Problem:
The records below are to be output exactly, except for their pictures.

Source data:

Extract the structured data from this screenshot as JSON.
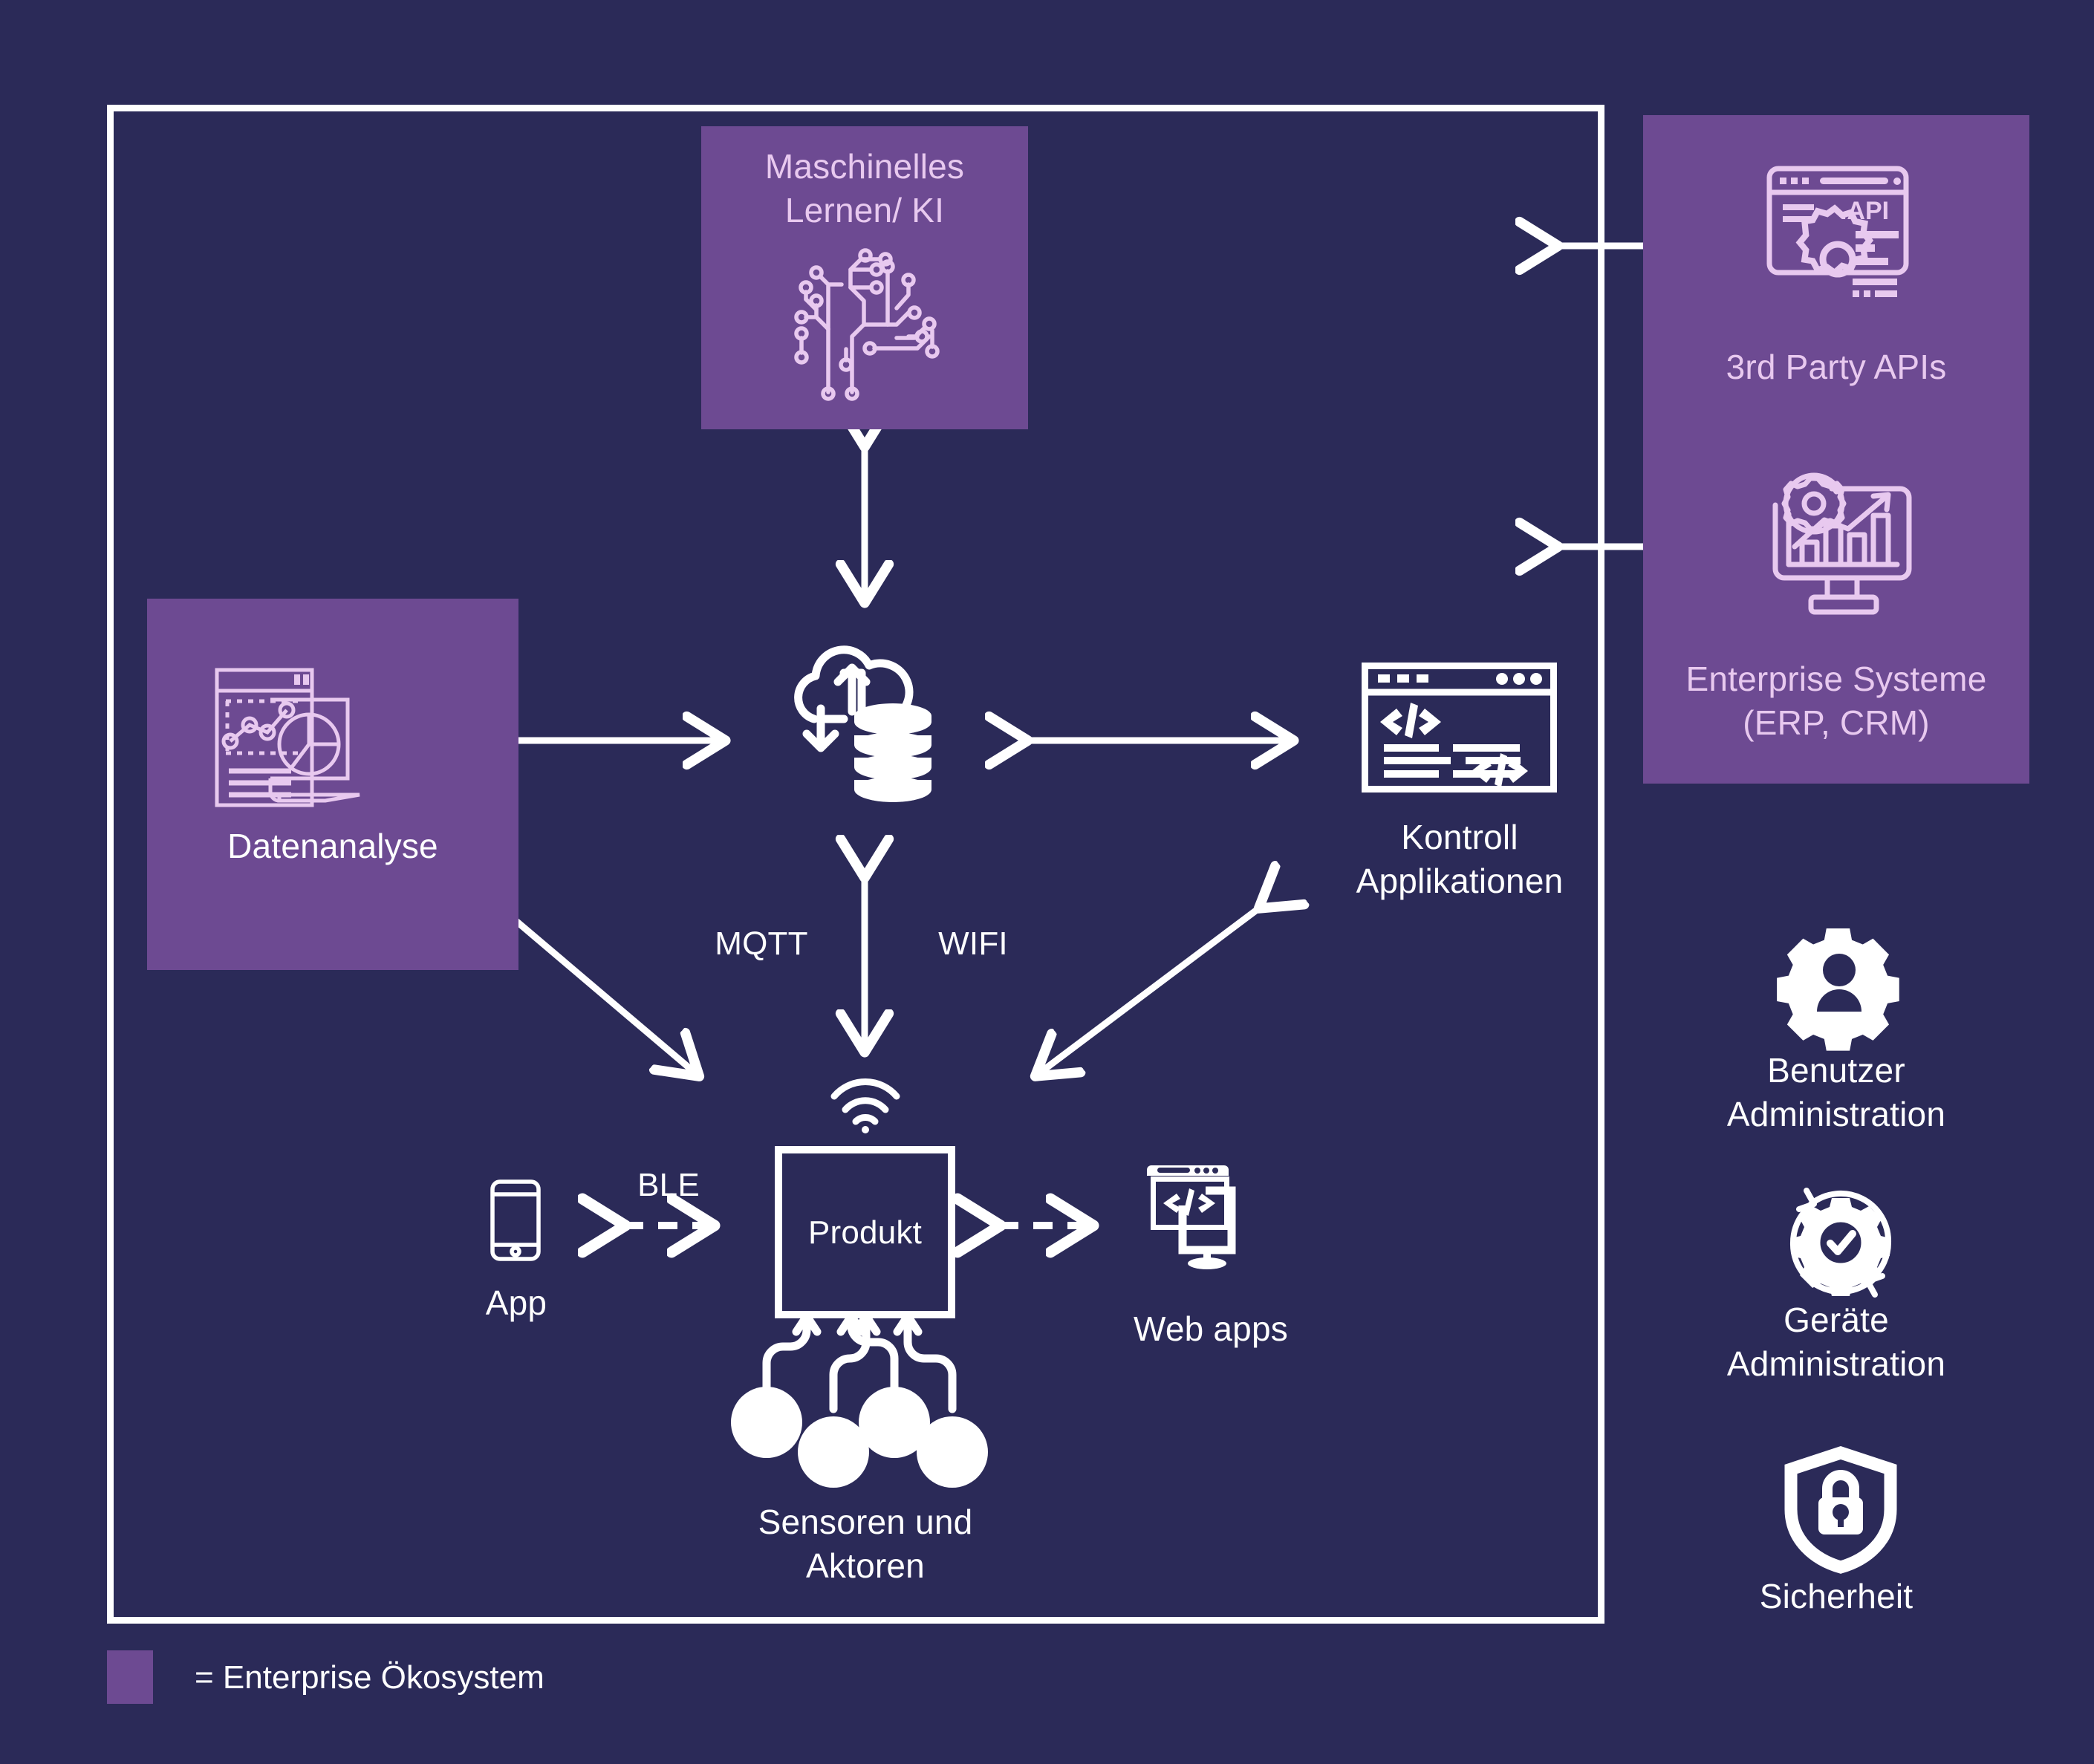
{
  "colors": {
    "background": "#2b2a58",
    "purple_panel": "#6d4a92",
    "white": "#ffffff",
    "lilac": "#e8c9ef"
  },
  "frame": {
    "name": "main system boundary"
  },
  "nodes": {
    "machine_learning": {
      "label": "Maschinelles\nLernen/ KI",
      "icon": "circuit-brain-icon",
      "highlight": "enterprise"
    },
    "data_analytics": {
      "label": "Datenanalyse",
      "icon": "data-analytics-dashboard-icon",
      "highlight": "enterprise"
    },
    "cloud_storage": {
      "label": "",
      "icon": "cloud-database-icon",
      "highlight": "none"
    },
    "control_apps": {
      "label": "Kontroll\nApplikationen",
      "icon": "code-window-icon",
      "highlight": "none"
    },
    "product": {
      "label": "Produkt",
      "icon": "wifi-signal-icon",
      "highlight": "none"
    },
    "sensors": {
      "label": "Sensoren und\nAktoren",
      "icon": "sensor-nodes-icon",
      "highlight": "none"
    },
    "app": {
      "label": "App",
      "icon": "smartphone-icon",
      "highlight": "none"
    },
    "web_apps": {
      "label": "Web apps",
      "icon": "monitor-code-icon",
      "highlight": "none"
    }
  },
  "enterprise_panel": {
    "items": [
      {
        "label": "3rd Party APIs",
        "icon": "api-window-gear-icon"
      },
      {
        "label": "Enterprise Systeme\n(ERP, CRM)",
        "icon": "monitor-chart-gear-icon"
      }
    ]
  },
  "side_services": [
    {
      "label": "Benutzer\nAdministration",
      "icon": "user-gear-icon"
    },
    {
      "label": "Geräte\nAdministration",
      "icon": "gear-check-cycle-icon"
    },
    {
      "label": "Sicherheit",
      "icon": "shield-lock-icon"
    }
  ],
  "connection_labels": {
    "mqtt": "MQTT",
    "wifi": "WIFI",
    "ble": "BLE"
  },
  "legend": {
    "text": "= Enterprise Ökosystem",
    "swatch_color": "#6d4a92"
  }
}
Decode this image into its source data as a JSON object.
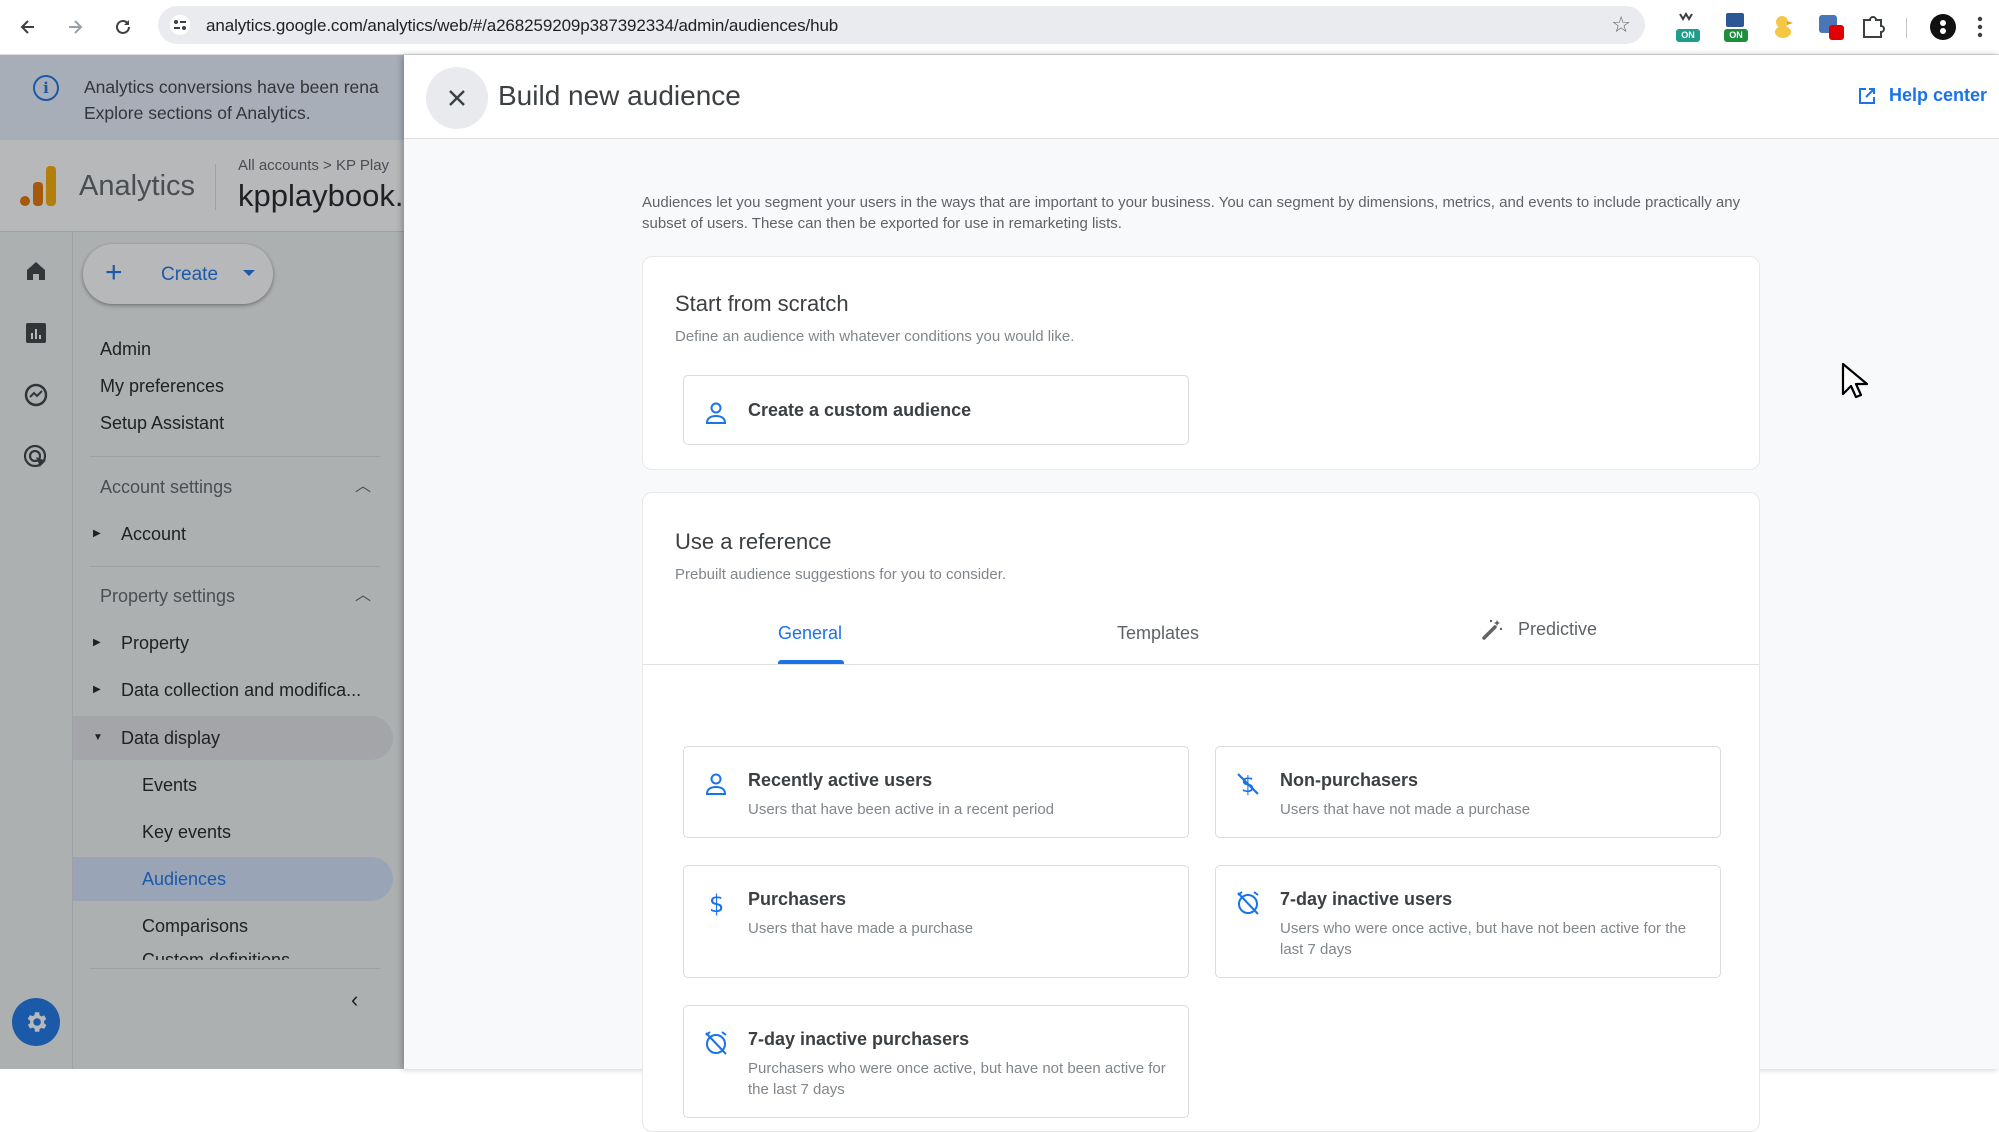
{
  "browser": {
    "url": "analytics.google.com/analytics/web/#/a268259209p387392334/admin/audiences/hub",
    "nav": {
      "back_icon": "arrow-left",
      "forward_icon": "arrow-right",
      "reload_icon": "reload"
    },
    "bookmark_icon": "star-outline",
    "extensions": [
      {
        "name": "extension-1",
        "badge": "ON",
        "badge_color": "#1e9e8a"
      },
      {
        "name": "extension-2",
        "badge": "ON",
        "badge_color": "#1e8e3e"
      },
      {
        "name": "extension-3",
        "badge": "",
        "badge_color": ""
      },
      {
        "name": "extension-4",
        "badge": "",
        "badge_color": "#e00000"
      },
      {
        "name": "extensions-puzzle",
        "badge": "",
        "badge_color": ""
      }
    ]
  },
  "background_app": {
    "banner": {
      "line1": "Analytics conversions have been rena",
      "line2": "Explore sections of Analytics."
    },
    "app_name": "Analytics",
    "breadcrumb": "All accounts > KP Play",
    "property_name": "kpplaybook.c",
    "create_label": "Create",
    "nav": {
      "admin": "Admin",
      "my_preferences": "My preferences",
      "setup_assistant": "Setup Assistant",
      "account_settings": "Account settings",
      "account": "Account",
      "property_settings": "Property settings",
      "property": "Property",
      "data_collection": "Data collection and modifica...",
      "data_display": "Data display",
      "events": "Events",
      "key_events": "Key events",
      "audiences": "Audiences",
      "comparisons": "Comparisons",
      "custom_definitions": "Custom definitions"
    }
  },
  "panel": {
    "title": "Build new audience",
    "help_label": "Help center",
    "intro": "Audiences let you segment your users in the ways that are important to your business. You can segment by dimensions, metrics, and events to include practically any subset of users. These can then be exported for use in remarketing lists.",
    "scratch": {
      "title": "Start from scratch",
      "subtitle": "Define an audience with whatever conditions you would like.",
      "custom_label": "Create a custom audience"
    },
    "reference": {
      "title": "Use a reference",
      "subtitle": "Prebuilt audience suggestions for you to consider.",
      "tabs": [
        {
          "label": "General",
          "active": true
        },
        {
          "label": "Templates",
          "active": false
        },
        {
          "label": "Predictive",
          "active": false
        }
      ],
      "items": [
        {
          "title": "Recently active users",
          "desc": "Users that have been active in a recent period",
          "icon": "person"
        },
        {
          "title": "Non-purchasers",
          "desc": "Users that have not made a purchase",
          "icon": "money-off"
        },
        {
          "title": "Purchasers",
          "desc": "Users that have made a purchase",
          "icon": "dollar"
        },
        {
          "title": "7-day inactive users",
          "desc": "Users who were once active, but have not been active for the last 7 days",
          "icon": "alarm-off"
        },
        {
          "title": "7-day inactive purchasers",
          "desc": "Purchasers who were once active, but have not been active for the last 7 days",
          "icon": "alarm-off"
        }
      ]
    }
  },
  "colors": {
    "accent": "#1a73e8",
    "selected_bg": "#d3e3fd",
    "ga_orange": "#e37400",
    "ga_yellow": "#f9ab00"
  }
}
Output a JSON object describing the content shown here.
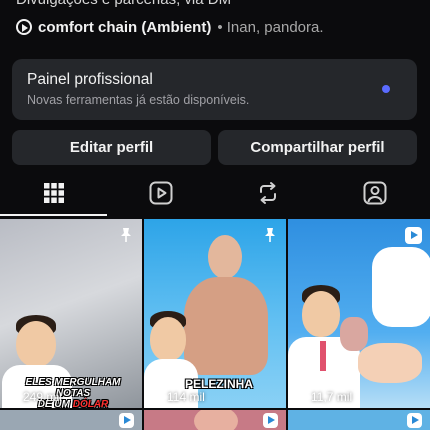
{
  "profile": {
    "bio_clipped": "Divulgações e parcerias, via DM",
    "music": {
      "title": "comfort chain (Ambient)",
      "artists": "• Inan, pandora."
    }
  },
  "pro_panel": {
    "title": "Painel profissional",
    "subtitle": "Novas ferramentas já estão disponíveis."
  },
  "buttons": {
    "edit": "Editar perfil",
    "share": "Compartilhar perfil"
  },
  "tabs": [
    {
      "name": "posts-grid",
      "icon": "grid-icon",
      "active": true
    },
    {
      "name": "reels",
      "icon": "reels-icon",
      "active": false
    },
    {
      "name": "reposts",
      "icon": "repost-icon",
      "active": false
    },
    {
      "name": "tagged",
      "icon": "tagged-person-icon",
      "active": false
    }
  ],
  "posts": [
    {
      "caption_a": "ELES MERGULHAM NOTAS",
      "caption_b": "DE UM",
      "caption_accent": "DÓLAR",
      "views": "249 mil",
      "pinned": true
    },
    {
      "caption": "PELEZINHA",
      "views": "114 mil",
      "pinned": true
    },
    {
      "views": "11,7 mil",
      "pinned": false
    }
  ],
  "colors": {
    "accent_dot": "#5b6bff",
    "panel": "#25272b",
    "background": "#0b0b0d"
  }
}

Answer area:
Extract the structured data from this screenshot as JSON.
{
  "colors": {
    "background": "#2b2a58",
    "purple_panel": "#6d4a92",
    "white": "#ffffff",
    "lilac": "#e8c9ef"
  },
  "frame": {
    "name": "main system boundary"
  },
  "nodes": {
    "machine_learning": {
      "label": "Maschinelles\nLernen/ KI",
      "icon": "circuit-brain-icon",
      "highlight": "enterprise"
    },
    "data_analytics": {
      "label": "Datenanalyse",
      "icon": "data-analytics-dashboard-icon",
      "highlight": "enterprise"
    },
    "cloud_storage": {
      "label": "",
      "icon": "cloud-database-icon",
      "highlight": "none"
    },
    "control_apps": {
      "label": "Kontroll\nApplikationen",
      "icon": "code-window-icon",
      "highlight": "none"
    },
    "product": {
      "label": "Produkt",
      "icon": "wifi-signal-icon",
      "highlight": "none"
    },
    "sensors": {
      "label": "Sensoren und\nAktoren",
      "icon": "sensor-nodes-icon",
      "highlight": "none"
    },
    "app": {
      "label": "App",
      "icon": "smartphone-icon",
      "highlight": "none"
    },
    "web_apps": {
      "label": "Web apps",
      "icon": "monitor-code-icon",
      "highlight": "none"
    }
  },
  "enterprise_panel": {
    "items": [
      {
        "label": "3rd Party APIs",
        "icon": "api-window-gear-icon"
      },
      {
        "label": "Enterprise Systeme\n(ERP, CRM)",
        "icon": "monitor-chart-gear-icon"
      }
    ]
  },
  "side_services": [
    {
      "label": "Benutzer\nAdministration",
      "icon": "user-gear-icon"
    },
    {
      "label": "Geräte\nAdministration",
      "icon": "gear-check-cycle-icon"
    },
    {
      "label": "Sicherheit",
      "icon": "shield-lock-icon"
    }
  ],
  "connection_labels": {
    "mqtt": "MQTT",
    "wifi": "WIFI",
    "ble": "BLE"
  },
  "legend": {
    "text": "= Enterprise Ökosystem",
    "swatch_color": "#6d4a92"
  }
}
Decode this image into its source data as a JSON object.
{
  "browser": {
    "url": "analytics.google.com/analytics/web/#/a268259209p387392334/admin/audiences/hub",
    "nav": {
      "back_icon": "arrow-left",
      "forward_icon": "arrow-right",
      "reload_icon": "reload"
    },
    "bookmark_icon": "star-outline",
    "extensions": [
      {
        "name": "extension-1",
        "badge": "ON",
        "badge_color": "#1e9e8a"
      },
      {
        "name": "extension-2",
        "badge": "ON",
        "badge_color": "#1e8e3e"
      },
      {
        "name": "extension-3",
        "badge": "",
        "badge_color": ""
      },
      {
        "name": "extension-4",
        "badge": "",
        "badge_color": "#e00000"
      },
      {
        "name": "extensions-puzzle",
        "badge": "",
        "badge_color": ""
      }
    ]
  },
  "background_app": {
    "banner": {
      "line1": "Analytics conversions have been rena",
      "line2": "Explore sections of Analytics."
    },
    "app_name": "Analytics",
    "breadcrumb": "All accounts > KP Play",
    "property_name": "kpplaybook.c",
    "create_label": "Create",
    "nav": {
      "admin": "Admin",
      "my_preferences": "My preferences",
      "setup_assistant": "Setup Assistant",
      "account_settings": "Account settings",
      "account": "Account",
      "property_settings": "Property settings",
      "property": "Property",
      "data_collection": "Data collection and modifica...",
      "data_display": "Data display",
      "events": "Events",
      "key_events": "Key events",
      "audiences": "Audiences",
      "comparisons": "Comparisons",
      "custom_definitions": "Custom definitions"
    }
  },
  "panel": {
    "title": "Build new audience",
    "help_label": "Help center",
    "intro": "Audiences let you segment your users in the ways that are important to your business. You can segment by dimensions, metrics, and events to include practically any subset of users. These can then be exported for use in remarketing lists.",
    "scratch": {
      "title": "Start from scratch",
      "subtitle": "Define an audience with whatever conditions you would like.",
      "custom_label": "Create a custom audience"
    },
    "reference": {
      "title": "Use a reference",
      "subtitle": "Prebuilt audience suggestions for you to consider.",
      "tabs": [
        {
          "label": "General",
          "active": true
        },
        {
          "label": "Templates",
          "active": false
        },
        {
          "label": "Predictive",
          "active": false
        }
      ],
      "items": [
        {
          "title": "Recently active users",
          "desc": "Users that have been active in a recent period",
          "icon": "person"
        },
        {
          "title": "Non-purchasers",
          "desc": "Users that have not made a purchase",
          "icon": "money-off"
        },
        {
          "title": "Purchasers",
          "desc": "Users that have made a purchase",
          "icon": "dollar"
        },
        {
          "title": "7-day inactive users",
          "desc": "Users who were once active, but have not been active for the last 7 days",
          "icon": "alarm-off"
        },
        {
          "title": "7-day inactive purchasers",
          "desc": "Purchasers who were once active, but have not been active for the last 7 days",
          "icon": "alarm-off"
        }
      ]
    }
  },
  "colors": {
    "accent": "#1a73e8",
    "selected_bg": "#d3e3fd",
    "ga_orange": "#e37400",
    "ga_yellow": "#f9ab00"
  }
}
Output a JSON object describing the content shown here.
{
  "profile": {
    "bio_clipped": "Divulgações e parcerias, via DM",
    "music": {
      "title": "comfort chain (Ambient)",
      "artists": "• Inan, pandora."
    }
  },
  "pro_panel": {
    "title": "Painel profissional",
    "subtitle": "Novas ferramentas já estão disponíveis."
  },
  "buttons": {
    "edit": "Editar perfil",
    "share": "Compartilhar perfil"
  },
  "tabs": [
    {
      "name": "posts-grid",
      "icon": "grid-icon",
      "active": true
    },
    {
      "name": "reels",
      "icon": "reels-icon",
      "active": false
    },
    {
      "name": "reposts",
      "icon": "repost-icon",
      "active": false
    },
    {
      "name": "tagged",
      "icon": "tagged-person-icon",
      "active": false
    }
  ],
  "posts": [
    {
      "caption_a": "ELES MERGULHAM NOTAS",
      "caption_b": "DE UM",
      "caption_accent": "DÓLAR",
      "views": "249 mil",
      "pinned": true
    },
    {
      "caption": "PELEZINHA",
      "views": "114 mil",
      "pinned": true
    },
    {
      "views": "11,7 mil",
      "pinned": false
    }
  ],
  "colors": {
    "accent_dot": "#5b6bff",
    "panel": "#25272b",
    "background": "#0b0b0d"
  }
}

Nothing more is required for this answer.